#### YOUR GOAL
Give the data again exactly as it appears, excluding any pictures.

#### DATA PROVIDED
"""

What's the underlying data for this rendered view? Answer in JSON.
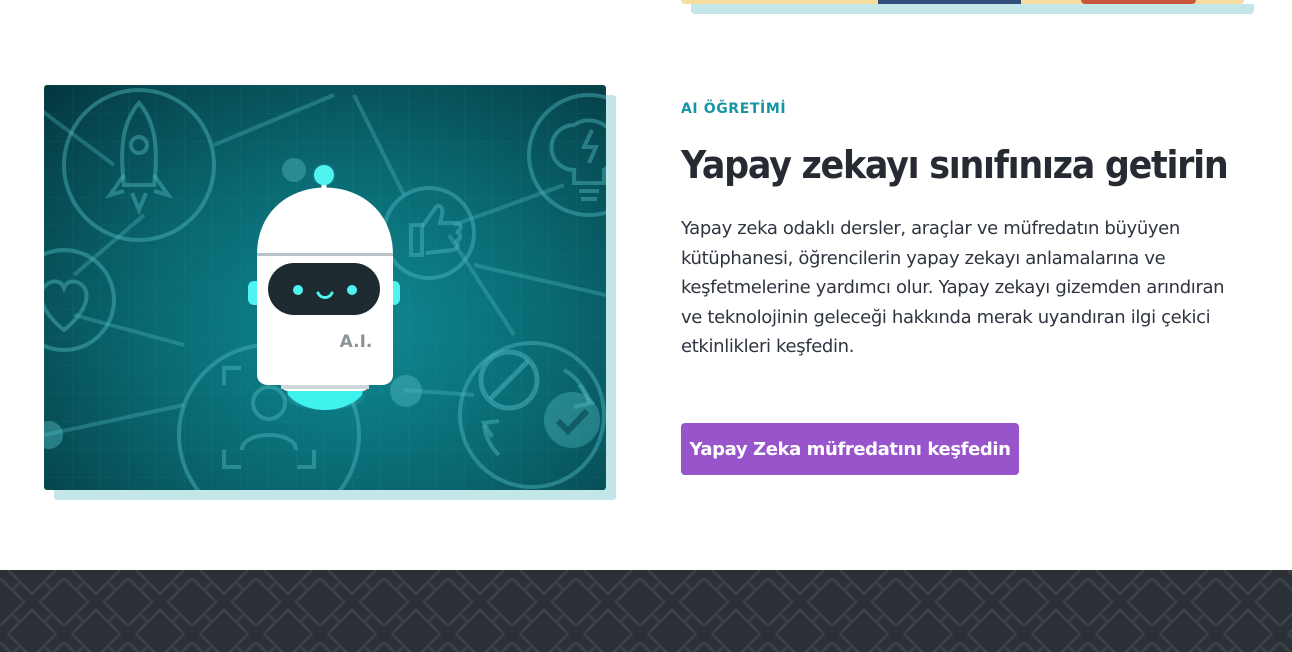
{
  "section": {
    "eyebrow": "AI ÖĞRETİMİ",
    "title": "Yapay zekayı sınıfınıza getirin",
    "description": "Yapay zeka odaklı dersler, araçlar ve müfredatın büyüyen kütüphanesi, öğrencilerin yapay zekayı anlamalarına ve keşfetmelerine yardımcı olur. Yapay zekayı gizemden arındıran ve teknolojinin geleceği hakkında merak uyandıran ilgi çekici etkinlikleri keşfedin.",
    "cta_label": "Yapay Zeka müfredatını keşfedin"
  },
  "illustration": {
    "robot_badge": "A.I.",
    "icons": [
      "rocket-icon",
      "lightbulb-icon",
      "thumbs-up-icon",
      "heart-icon",
      "no-sign-icon",
      "checkmark-icon",
      "person-icon",
      "refresh-arrows-icon"
    ]
  },
  "colors": {
    "accent_teal": "#1596a3",
    "button_purple": "#9855cb",
    "heading": "#262b33",
    "footer": "#2b2f36",
    "image_shadow": "#c3e6e8"
  }
}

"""

#### EXERCISE ANSWER
What's the underlying data for this rendered view? Answer in JSON.
{
  "section": {
    "eyebrow": "AI ÖĞRETİMİ",
    "title": "Yapay zekayı sınıfınıza getirin",
    "description": "Yapay zeka odaklı dersler, araçlar ve müfredatın büyüyen kütüphanesi, öğrencilerin yapay zekayı anlamalarına ve keşfetmelerine yardımcı olur. Yapay zekayı gizemden arındıran ve teknolojinin geleceği hakkında merak uyandıran ilgi çekici etkinlikleri keşfedin.",
    "cta_label": "Yapay Zeka müfredatını keşfedin"
  },
  "illustration": {
    "robot_badge": "A.I.",
    "icons": [
      "rocket-icon",
      "lightbulb-icon",
      "thumbs-up-icon",
      "heart-icon",
      "no-sign-icon",
      "checkmark-icon",
      "person-icon",
      "refresh-arrows-icon"
    ]
  },
  "colors": {
    "accent_teal": "#1596a3",
    "button_purple": "#9855cb",
    "heading": "#262b33",
    "footer": "#2b2f36",
    "image_shadow": "#c3e6e8"
  }
}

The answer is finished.